On Wednesday, July 24, 2019, Atlantic Marine Conservation Society (AMCS) received a report from NYS Department of Environmental Conservation about a deceased humpback whale floating approximately 6 miles offshore in Montauk. Working with USCG Sector Long Island Sound, East Hampton Police Department, NOAA Fisheries, and NYS DEC, we formulated a response plan to bring the animal to shore for a necropsy.
On Friday, July 16, 2019, the animal was secured on a Montauk beach and the examination began. Due to the level of decomposition, AMCS was unable to determine a cause of death for the 30-foot female humpback whale. Samples were taken and sent to a pathologist to help uncover what may have happened to this animal. The remains were disposed of by the town. AMCS also had additional support from East Hampton Marine Patrol and USCG Station Montauk.
The public expressed some concern about shark activity. From NOAA Fisheries:
There are several factors that are taken into consideration when towing deceased marine mammals, such as large whales, to shore in regards to human safety. The area is monitored for shark activity before efforts to move the whale begin and during any towing operations. Removal of the whale from the water onto shore for examination and appropriate disposal reduces the risk of attracting sharks. Towing the whale further out to sea would only delay its eventual landing on shore. Best practices to dispose of a large whale once onshore include deep burial on a sandy beach or disposal in a municipal landfill or compost facility. NOAA and stranding network responders consult with local and state agencies to develop a disposal plan before any action is taken.

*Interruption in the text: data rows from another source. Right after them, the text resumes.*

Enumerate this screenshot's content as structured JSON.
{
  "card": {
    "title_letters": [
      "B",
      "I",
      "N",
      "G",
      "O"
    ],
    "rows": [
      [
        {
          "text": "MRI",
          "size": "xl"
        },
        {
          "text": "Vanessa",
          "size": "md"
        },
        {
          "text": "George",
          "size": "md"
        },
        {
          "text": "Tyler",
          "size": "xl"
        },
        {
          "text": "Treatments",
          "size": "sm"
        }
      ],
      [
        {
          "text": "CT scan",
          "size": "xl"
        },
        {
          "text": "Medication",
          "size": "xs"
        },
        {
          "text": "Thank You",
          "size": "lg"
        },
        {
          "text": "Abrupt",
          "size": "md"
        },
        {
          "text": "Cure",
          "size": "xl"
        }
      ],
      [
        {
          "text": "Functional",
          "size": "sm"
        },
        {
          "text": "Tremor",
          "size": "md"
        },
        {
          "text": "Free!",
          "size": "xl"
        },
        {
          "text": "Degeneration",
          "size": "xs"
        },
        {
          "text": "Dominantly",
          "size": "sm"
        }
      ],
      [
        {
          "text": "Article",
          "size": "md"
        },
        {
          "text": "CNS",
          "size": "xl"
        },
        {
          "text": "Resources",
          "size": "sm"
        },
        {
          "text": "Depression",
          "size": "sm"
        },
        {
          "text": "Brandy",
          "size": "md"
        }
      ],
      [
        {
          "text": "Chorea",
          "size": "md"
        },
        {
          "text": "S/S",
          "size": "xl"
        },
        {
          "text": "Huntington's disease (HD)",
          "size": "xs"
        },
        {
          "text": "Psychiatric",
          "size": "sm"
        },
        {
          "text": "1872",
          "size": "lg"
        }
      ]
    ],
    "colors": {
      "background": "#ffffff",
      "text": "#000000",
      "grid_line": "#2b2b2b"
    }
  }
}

Examination of deceased whales is essential to conservation efforts. By uncovering what threats these animals face in the marine environment, stranding network partners can help other animals in the future. For humpback whales specifically, there has been an Unusual Mortality Event (UME) in effect along the Atlantic coast since 2016. Stranding network organizations examine as many of these animals as possible to help determine what is impacting the species. More information on the humpback whale UME is available on the NOAA website.

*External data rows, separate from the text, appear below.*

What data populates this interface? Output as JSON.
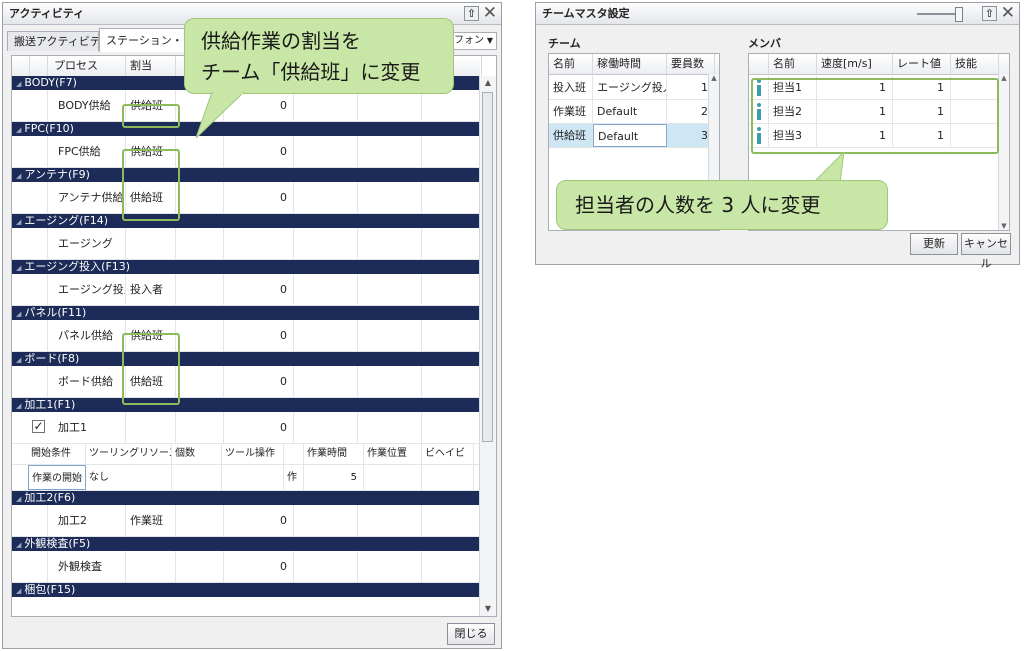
{
  "activity_window": {
    "title": "アクティビティ",
    "tabs": [
      "搬送アクティビティ",
      "ステーション・アクティ"
    ],
    "dropdown_value": "フォン",
    "columns": [
      "プロセス",
      "割当",
      "",
      "",
      "",
      "",
      ""
    ],
    "groups": [
      {
        "name": "BODY(F7)",
        "process": "BODY供給",
        "assignment": "供給班",
        "value": "0"
      },
      {
        "name": "FPC(F10)",
        "process": "FPC供給",
        "assignment": "供給班",
        "value": "0"
      },
      {
        "name": "アンテナ(F9)",
        "process": "アンテナ供給",
        "assignment": "供給班",
        "value": "0"
      },
      {
        "name": "エージング(F14)",
        "process": "エージング",
        "assignment": "",
        "value": ""
      },
      {
        "name": "エージング投入(F13)",
        "process": "エージング投入",
        "assignment": "投入者",
        "value": "0"
      },
      {
        "name": "パネル(F11)",
        "process": "パネル供給",
        "assignment": "供給班",
        "value": "0"
      },
      {
        "name": "ボード(F8)",
        "process": "ボード供給",
        "assignment": "供給班",
        "value": "0"
      },
      {
        "name": "加工1(F1)",
        "process": "加工1",
        "assignment": "",
        "value": "0"
      },
      {
        "name": "加工2(F6)",
        "process": "加工2",
        "assignment": "作業班",
        "value": "0"
      },
      {
        "name": "外観検査(F5)",
        "process": "外観検査",
        "assignment": "",
        "value": "0"
      },
      {
        "name": "梱包(F15)",
        "process": "",
        "assignment": "",
        "value": ""
      }
    ],
    "sub_table": {
      "headers": [
        "開始条件",
        "ツーリングリソース",
        "個数",
        "ツール操作",
        "",
        "作業時間",
        "作業位置",
        "ビヘイビ"
      ],
      "row": [
        "作業の開始",
        "なし",
        "",
        "",
        "作",
        "5",
        "",
        ""
      ]
    },
    "close_button": "閉じる"
  },
  "callout_left": {
    "line1": "供給作業の割当を",
    "line2": "チーム「供給班」に変更"
  },
  "team_window": {
    "title": "チームマスタ設定",
    "team_label": "チーム",
    "member_label": "メンバ",
    "team_columns": [
      "名前",
      "稼働時間",
      "要員数"
    ],
    "teams": [
      {
        "name": "投入班",
        "hours": "エージング投入",
        "count": "1"
      },
      {
        "name": "作業班",
        "hours": "Default",
        "count": "2"
      },
      {
        "name": "供給班",
        "hours": "Default",
        "count": "3"
      }
    ],
    "member_columns": [
      "",
      "名前",
      "速度[m/s]",
      "レート値",
      "技能"
    ],
    "members": [
      {
        "name": "担当1",
        "speed": "1",
        "rate": "1",
        "skill": ""
      },
      {
        "name": "担当2",
        "speed": "1",
        "rate": "1",
        "skill": ""
      },
      {
        "name": "担当3",
        "speed": "1",
        "rate": "1",
        "skill": ""
      }
    ],
    "update_button": "更新",
    "cancel_button": "キャンセル"
  },
  "callout_right": {
    "text": "担当者の人数を 3 人に変更"
  },
  "colors": {
    "group_header": "#1c2b57",
    "callout_fill": "#c8e7a6",
    "highlight_border": "#8dbb5c",
    "selected_row": "#cfe6f5"
  }
}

Many shark species, including sand tiger, sandbar, dusky, thresher, and white sharks naturally occur along the New York coastline during summer months. To learn more about sharks in New York waters, check out the New York State Department of Environmental Conservation.
The public is encouraged to report injured and deceased marine mammals and sea turtles to the NYS Stranding Hotline by calling 631.369.9829. Sightings of marine wildlife are also helpful and can be shared with AMCS by emailing email@example.com.